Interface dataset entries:
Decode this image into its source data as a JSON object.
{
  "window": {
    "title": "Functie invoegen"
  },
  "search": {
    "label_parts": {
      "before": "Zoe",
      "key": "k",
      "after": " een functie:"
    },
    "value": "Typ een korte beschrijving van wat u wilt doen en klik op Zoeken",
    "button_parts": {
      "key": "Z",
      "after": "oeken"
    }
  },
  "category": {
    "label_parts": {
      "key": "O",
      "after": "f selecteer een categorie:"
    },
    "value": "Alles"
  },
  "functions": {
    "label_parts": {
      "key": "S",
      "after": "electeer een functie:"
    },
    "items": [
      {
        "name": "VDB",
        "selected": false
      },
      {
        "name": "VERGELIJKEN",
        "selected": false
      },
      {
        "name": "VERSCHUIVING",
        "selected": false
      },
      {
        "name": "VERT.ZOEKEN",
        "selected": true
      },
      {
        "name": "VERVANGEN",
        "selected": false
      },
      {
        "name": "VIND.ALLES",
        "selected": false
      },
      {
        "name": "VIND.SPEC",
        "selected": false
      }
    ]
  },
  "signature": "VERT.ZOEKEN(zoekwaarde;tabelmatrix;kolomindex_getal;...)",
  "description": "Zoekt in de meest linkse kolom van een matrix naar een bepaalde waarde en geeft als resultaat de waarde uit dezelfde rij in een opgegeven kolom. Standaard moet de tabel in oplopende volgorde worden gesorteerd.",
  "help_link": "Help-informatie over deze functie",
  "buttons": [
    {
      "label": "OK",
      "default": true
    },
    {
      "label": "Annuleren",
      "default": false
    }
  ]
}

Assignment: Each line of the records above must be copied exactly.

Result:
Decode this image into its source data as a JSON object.
{
  "window": {
    "title": "Functie invoegen"
  },
  "search": {
    "label_parts": {
      "before": "Zoe",
      "key": "k",
      "after": " een functie:"
    },
    "value": "Typ een korte beschrijving van wat u wilt doen en klik op Zoeken",
    "button_parts": {
      "key": "Z",
      "after": "oeken"
    }
  },
  "category": {
    "label_parts": {
      "key": "O",
      "after": "f selecteer een categorie:"
    },
    "value": "Alles"
  },
  "functions": {
    "label_parts": {
      "key": "S",
      "after": "electeer een functie:"
    },
    "items": [
      {
        "name": "VDB",
        "selected": false
      },
      {
        "name": "VERGELIJKEN",
        "selected": false
      },
      {
        "name": "VERSCHUIVING",
        "selected": false
      },
      {
        "name": "VERT.ZOEKEN",
        "selected": true
      },
      {
        "name": "VERVANGEN",
        "selected": false
      },
      {
        "name": "VIND.ALLES",
        "selected": false
      },
      {
        "name": "VIND.SPEC",
        "selected": false
      }
    ]
  },
  "signature": "VERT.ZOEKEN(zoekwaarde;tabelmatrix;kolomindex_getal;...)",
  "description": "Zoekt in de meest linkse kolom van een matrix naar een bepaalde waarde en geeft als resultaat de waarde uit dezelfde rij in een opgegeven kolom. Standaard moet de tabel in oplopende volgorde worden gesorteerd.",
  "help_link": "Help-informatie over deze functie",
  "buttons": [
    {
      "label": "OK",
      "default": true
    },
    {
      "label": "Annuleren",
      "default": false
    }
  ]
}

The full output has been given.